Supplied information |
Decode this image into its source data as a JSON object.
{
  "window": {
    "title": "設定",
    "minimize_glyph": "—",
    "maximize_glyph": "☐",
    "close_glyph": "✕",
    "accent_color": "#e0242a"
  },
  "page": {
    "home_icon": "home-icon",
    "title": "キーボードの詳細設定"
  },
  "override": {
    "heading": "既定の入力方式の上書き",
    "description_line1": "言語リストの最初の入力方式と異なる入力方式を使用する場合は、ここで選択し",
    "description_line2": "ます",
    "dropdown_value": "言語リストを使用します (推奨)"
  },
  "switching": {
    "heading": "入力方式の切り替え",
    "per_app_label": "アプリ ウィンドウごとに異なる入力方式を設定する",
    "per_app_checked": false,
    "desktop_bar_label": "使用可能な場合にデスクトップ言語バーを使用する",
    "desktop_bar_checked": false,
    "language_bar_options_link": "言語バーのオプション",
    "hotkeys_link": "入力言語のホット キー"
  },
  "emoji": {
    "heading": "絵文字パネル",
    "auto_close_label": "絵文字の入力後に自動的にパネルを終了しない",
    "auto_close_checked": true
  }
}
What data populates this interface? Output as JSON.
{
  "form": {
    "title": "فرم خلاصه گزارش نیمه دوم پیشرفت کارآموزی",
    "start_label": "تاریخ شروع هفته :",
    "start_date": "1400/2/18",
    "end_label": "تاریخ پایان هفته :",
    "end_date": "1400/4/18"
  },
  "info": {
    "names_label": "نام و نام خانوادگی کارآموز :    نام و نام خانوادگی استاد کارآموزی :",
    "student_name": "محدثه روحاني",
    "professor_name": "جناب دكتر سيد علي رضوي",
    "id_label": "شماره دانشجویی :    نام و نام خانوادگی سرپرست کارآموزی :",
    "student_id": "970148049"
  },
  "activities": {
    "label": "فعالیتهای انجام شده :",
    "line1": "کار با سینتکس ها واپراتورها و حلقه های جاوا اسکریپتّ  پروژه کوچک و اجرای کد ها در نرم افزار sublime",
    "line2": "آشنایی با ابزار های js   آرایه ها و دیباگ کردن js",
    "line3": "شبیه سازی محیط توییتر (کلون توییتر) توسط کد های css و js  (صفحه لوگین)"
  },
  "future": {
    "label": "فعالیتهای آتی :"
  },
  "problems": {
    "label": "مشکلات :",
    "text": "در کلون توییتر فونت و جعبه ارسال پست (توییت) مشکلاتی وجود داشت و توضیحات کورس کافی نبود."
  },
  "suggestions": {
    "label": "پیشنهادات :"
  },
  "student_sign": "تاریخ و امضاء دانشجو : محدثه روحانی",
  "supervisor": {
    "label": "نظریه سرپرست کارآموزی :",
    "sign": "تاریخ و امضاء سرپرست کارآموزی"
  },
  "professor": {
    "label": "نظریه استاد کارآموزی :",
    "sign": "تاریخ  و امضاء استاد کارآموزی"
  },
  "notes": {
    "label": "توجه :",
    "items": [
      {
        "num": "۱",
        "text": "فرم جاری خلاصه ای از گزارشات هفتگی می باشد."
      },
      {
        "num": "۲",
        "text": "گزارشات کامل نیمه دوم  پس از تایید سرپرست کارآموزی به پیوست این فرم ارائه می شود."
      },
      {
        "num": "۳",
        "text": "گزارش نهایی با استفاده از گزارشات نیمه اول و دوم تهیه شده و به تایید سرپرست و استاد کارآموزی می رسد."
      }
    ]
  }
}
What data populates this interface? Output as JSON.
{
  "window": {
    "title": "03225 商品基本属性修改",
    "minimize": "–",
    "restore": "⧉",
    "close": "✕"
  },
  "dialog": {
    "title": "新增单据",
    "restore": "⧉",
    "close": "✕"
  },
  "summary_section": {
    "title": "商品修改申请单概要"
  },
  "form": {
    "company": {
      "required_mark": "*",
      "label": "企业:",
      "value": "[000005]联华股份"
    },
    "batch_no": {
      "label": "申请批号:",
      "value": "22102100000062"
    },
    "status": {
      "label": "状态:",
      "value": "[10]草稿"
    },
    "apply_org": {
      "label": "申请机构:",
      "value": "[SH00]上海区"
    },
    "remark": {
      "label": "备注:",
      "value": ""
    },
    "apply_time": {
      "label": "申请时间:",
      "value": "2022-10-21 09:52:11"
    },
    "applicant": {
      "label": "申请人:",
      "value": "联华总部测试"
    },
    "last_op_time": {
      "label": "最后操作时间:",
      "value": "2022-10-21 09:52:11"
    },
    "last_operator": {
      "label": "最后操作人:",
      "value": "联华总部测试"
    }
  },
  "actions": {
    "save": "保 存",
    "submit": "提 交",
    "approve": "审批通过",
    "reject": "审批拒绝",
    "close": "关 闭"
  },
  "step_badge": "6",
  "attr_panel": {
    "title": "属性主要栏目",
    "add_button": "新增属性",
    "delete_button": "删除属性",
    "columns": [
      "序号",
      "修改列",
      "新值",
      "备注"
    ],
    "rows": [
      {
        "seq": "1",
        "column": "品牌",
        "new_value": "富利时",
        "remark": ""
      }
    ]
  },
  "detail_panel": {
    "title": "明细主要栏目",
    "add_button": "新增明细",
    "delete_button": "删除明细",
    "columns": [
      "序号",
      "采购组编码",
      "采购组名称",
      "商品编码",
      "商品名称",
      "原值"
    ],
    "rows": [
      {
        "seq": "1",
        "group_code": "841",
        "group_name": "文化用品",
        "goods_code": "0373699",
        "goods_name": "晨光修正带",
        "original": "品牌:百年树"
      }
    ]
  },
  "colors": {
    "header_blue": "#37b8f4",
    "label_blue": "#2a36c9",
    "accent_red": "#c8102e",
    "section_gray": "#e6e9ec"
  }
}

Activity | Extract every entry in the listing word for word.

Exercise answer |
Decode this image into its source data as a JSON object.
{
  "window": {
    "title": "設定",
    "minimize_glyph": "—",
    "maximize_glyph": "☐",
    "close_glyph": "✕",
    "accent_color": "#e0242a"
  },
  "page": {
    "home_icon": "home-icon",
    "title": "キーボードの詳細設定"
  },
  "override": {
    "heading": "既定の入力方式の上書き",
    "description_line1": "言語リストの最初の入力方式と異なる入力方式を使用する場合は、ここで選択し",
    "description_line2": "ます",
    "dropdown_value": "言語リストを使用します (推奨)"
  },
  "switching": {
    "heading": "入力方式の切り替え",
    "per_app_label": "アプリ ウィンドウごとに異なる入力方式を設定する",
    "per_app_checked": false,
    "desktop_bar_label": "使用可能な場合にデスクトップ言語バーを使用する",
    "desktop_bar_checked": false,
    "language_bar_options_link": "言語バーのオプション",
    "hotkeys_link": "入力言語のホット キー"
  },
  "emoji": {
    "heading": "絵文字パネル",
    "auto_close_label": "絵文字の入力後に自動的にパネルを終了しない",
    "auto_close_checked": true
  }
}
What data populates this interface? Output as JSON.
{
  "form": {
    "title": "فرم خلاصه گزارش نیمه دوم پیشرفت کارآموزی",
    "start_label": "تاریخ شروع هفته :",
    "start_date": "1400/2/18",
    "end_label": "تاریخ پایان هفته :",
    "end_date": "1400/4/18"
  },
  "info": {
    "names_label": "نام و نام خانوادگی کارآموز :    نام و نام خانوادگی استاد کارآموزی :",
    "student_name": "محدثه روحاني",
    "professor_name": "جناب دكتر سيد علي رضوي",
    "id_label": "شماره دانشجویی :    نام و نام خانوادگی سرپرست کارآموزی :",
    "student_id": "970148049"
  },
  "activities": {
    "label": "فعالیتهای انجام شده :",
    "line1": "کار با سینتکس ها واپراتورها و حلقه های جاوا اسکریپتّ  پروژه کوچک و اجرای کد ها در نرم افزار sublime",
    "line2": "آشنایی با ابزار های js   آرایه ها و دیباگ کردن js",
    "line3": "شبیه سازی محیط توییتر (کلون توییتر) توسط کد های css و js  (صفحه لوگین)"
  },
  "future": {
    "label": "فعالیتهای آتی :"
  },
  "problems": {
    "label": "مشکلات :",
    "text": "در کلون توییتر فونت و جعبه ارسال پست (توییت) مشکلاتی وجود داشت و توضیحات کورس کافی نبود."
  },
  "suggestions": {
    "label": "پیشنهادات :"
  },
  "student_sign": "تاریخ و امضاء دانشجو : محدثه روحانی",
  "supervisor": {
    "label": "نظریه سرپرست کارآموزی :",
    "sign": "تاریخ و امضاء سرپرست کارآموزی"
  },
  "professor": {
    "label": "نظریه استاد کارآموزی :",
    "sign": "تاریخ  و امضاء استاد کارآموزی"
  },
  "notes": {
    "label": "توجه :",
    "items": [
      {
        "num": "۱",
        "text": "فرم جاری خلاصه ای از گزارشات هفتگی می باشد."
      },
      {
        "num": "۲",
        "text": "گزارشات کامل نیمه دوم  پس از تایید سرپرست کارآموزی به پیوست این فرم ارائه می شود."
      },
      {
        "num": "۳",
        "text": "گزارش نهایی با استفاده از گزارشات نیمه اول و دوم تهیه شده و به تایید سرپرست و استاد کارآموزی می رسد."
      }
    ]
  }
}
What data populates this interface? Output as JSON.
{
  "window": {
    "title": "03225 商品基本属性修改",
    "minimize": "–",
    "restore": "⧉",
    "close": "✕"
  },
  "dialog": {
    "title": "新增单据",
    "restore": "⧉",
    "close": "✕"
  },
  "summary_section": {
    "title": "商品修改申请单概要"
  },
  "form": {
    "company": {
      "required_mark": "*",
      "label": "企业:",
      "value": "[000005]联华股份"
    },
    "batch_no": {
      "label": "申请批号:",
      "value": "22102100000062"
    },
    "status": {
      "label": "状态:",
      "value": "[10]草稿"
    },
    "apply_org": {
      "label": "申请机构:",
      "value": "[SH00]上海区"
    },
    "remark": {
      "label": "备注:",
      "value": ""
    },
    "apply_time": {
      "label": "申请时间:",
      "value": "2022-10-21 09:52:11"
    },
    "applicant": {
      "label": "申请人:",
      "value": "联华总部测试"
    },
    "last_op_time": {
      "label": "最后操作时间:",
      "value": "2022-10-21 09:52:11"
    },
    "last_operator": {
      "label": "最后操作人:",
      "value": "联华总部测试"
    }
  },
  "actions": {
    "save": "保 存",
    "submit": "提 交",
    "approve": "审批通过",
    "reject": "审批拒绝",
    "close": "关 闭"
  },
  "step_badge": "6",
  "attr_panel": {
    "title": "属性主要栏目",
    "add_button": "新增属性",
    "delete_button": "删除属性",
    "columns": [
      "序号",
      "修改列",
      "新值",
      "备注"
    ],
    "rows": [
      {
        "seq": "1",
        "column": "品牌",
        "new_value": "富利时",
        "remark": ""
      }
    ]
  },
  "detail_panel": {
    "title": "明细主要栏目",
    "add_button": "新增明细",
    "delete_button": "删除明细",
    "columns": [
      "序号",
      "采购组编码",
      "采购组名称",
      "商品编码",
      "商品名称",
      "原值"
    ],
    "rows": [
      {
        "seq": "1",
        "group_code": "841",
        "group_name": "文化用品",
        "goods_code": "0373699",
        "goods_name": "晨光修正带",
        "original": "品牌:百年树"
      }
    ]
  },
  "colors": {
    "header_blue": "#37b8f4",
    "label_blue": "#2a36c9",
    "accent_red": "#c8102e",
    "section_gray": "#e6e9ec"
  }
}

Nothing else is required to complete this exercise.